The people remember the fact that they had a pattern of disobedience but God had a pattern of faithfulness. Throughout the history of Israel, they would drift away from God and He would correct them and bring them back. The same is true for us in our Christian walk as, at times, we can feel as though Jesus has left us but He has not. When we seek Him He is faithful to draw near to us.
'You warned them in order to turn them back to your law, but they became arrogant and disobeyed your commands. They sinned against your ordinances, of which you said, "The person who obeys them will live by them." Stubbornly they turned their backs on you, became stiff-necked and refused to listen. For many years you were patient with them. By your Spirit you warned them through your prophets. Yet they paid no attention, so you gave them into the hands of the neighboring peoples. But in your great mercy you did not put an end to them or abandon them, for you are a gracious and merciful God.'
Even as the pattern of rebellion continued, God did not abandon His people. God continued to send messengers to them to warn them but they would not listen. That is the way it is today as it seems that most of the world refuses to accept Jesus Christ or follow Him. Even so, God demonstrates His patience in the fact that He does not put an end to this miserable world. Many times, we may ask why God does not put an end to the evil that is going on and the simple answer is because of His patient love for mankind.
'Now therefore, our God, the great God, mighty and awesome, who keeps his covenant of love, do not let all this hardship seem trifling in your eyes - the hardship that has come on us, on our kings and leaders, on our priests and prophets, on our ancestors and all your people, from the days of the kings of Assyria until today.
All of the confession of the past is a reminder of the fact that God is unchanging. Because we have seen how God has worked in the past, we can be confident of His action in the future.
'In all that has happened to us, you have remained righteous; you have acted faithfully, while we acted wickedly. Our kings, our leaders, our priests and our ancestors did not follow your law; they did not pay attention to your commands or the statutes you warned them to keep. Even while they were in their kingdom, enjoying your great goodness to them in the spacious and fertile land you gave them, they did not serve you or turn from their evil ways.'
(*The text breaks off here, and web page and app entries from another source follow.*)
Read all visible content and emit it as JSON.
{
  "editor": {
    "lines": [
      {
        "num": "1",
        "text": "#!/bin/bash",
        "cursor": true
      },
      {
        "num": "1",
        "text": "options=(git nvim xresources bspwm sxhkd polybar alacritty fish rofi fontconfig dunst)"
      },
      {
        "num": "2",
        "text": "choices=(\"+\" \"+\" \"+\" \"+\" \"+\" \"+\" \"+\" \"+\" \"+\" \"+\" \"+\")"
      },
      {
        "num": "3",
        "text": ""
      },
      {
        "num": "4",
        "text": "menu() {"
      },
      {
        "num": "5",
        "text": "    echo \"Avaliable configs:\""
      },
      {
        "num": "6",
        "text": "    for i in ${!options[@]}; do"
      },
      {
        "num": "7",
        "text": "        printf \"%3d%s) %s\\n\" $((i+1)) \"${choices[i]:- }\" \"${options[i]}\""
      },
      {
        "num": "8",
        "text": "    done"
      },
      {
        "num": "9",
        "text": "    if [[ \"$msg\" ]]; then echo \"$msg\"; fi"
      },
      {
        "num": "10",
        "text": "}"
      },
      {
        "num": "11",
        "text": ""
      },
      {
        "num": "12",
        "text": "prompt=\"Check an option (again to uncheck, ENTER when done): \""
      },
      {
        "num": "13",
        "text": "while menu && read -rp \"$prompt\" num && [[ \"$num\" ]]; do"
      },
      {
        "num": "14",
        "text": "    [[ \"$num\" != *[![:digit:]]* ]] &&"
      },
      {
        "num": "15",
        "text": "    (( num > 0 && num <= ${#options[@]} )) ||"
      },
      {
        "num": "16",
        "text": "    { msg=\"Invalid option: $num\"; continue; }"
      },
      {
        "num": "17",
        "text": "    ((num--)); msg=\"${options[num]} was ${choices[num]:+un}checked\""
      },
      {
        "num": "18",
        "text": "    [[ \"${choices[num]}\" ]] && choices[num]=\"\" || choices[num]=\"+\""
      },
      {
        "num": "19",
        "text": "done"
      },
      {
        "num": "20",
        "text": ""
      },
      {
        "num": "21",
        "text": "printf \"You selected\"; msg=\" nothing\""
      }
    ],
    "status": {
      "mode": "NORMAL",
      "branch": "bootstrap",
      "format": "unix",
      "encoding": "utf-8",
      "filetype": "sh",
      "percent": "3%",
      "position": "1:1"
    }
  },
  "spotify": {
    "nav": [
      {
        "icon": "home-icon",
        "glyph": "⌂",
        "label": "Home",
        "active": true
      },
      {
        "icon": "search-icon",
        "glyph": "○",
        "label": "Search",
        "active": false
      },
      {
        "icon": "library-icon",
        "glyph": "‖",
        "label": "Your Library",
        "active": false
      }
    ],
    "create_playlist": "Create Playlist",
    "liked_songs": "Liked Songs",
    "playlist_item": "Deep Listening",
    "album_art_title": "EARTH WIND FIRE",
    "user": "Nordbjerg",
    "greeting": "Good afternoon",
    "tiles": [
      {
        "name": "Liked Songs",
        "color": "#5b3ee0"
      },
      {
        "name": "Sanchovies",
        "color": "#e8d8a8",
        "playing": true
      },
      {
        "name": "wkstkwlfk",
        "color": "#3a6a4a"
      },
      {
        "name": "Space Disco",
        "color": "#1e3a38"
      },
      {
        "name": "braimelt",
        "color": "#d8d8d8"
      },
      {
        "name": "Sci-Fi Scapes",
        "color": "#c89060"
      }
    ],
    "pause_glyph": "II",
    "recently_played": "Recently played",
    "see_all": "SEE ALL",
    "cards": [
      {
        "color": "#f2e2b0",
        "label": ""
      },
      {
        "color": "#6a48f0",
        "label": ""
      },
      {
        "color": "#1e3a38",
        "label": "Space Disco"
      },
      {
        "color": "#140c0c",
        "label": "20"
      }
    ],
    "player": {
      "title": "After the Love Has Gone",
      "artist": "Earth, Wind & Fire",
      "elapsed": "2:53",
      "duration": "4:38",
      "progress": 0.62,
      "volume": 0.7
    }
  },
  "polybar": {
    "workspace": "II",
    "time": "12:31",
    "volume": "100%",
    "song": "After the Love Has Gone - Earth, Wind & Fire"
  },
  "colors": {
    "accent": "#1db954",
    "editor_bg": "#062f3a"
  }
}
The people confess the fact that God is and was right in sending correction to His children. The Hebrew word for wicked is rasha and it speaks of someone who has left the path and become lost. They remember that God had shown them the path to follow but they had willingly left the path and become lost. They confess that they were well provided for and yet left the path anyway. This reminds us that God has provided for our needs and we simply have to be in the proper place to receive the blessings. When we find ourselves in need, we often pray for God to provide. That is good but we must recognize the fact that he has already provided and we must simply let Him guide us back onto the path to find it.
'But see, we are slaves today, slaves in the land you gave our ancestors so they could eat its fruit and the other good things it produces. Because of our sins, its abundant harvest goes to the kings you have placed over us. They rule over our bodies and our cattle as they please. We are in great distress. In view of all this, we are making a binding agreement, putting it in writing, and our leaders, our Levites and our priests are affixing their seals to it.'
The conclusion of their great confession is the fact that their current situation is a direct result of their leaving the path that was laid out before them. This recognition of the need for a change of direction is what is commonly called repentance. We also see that repentance leads to a commitment. They are wanting to get back on the right path and are vowing to stay on it and let God lead the way. As Christians, that is what we mean when we say that we want to make Jesus the "Lord of our lives".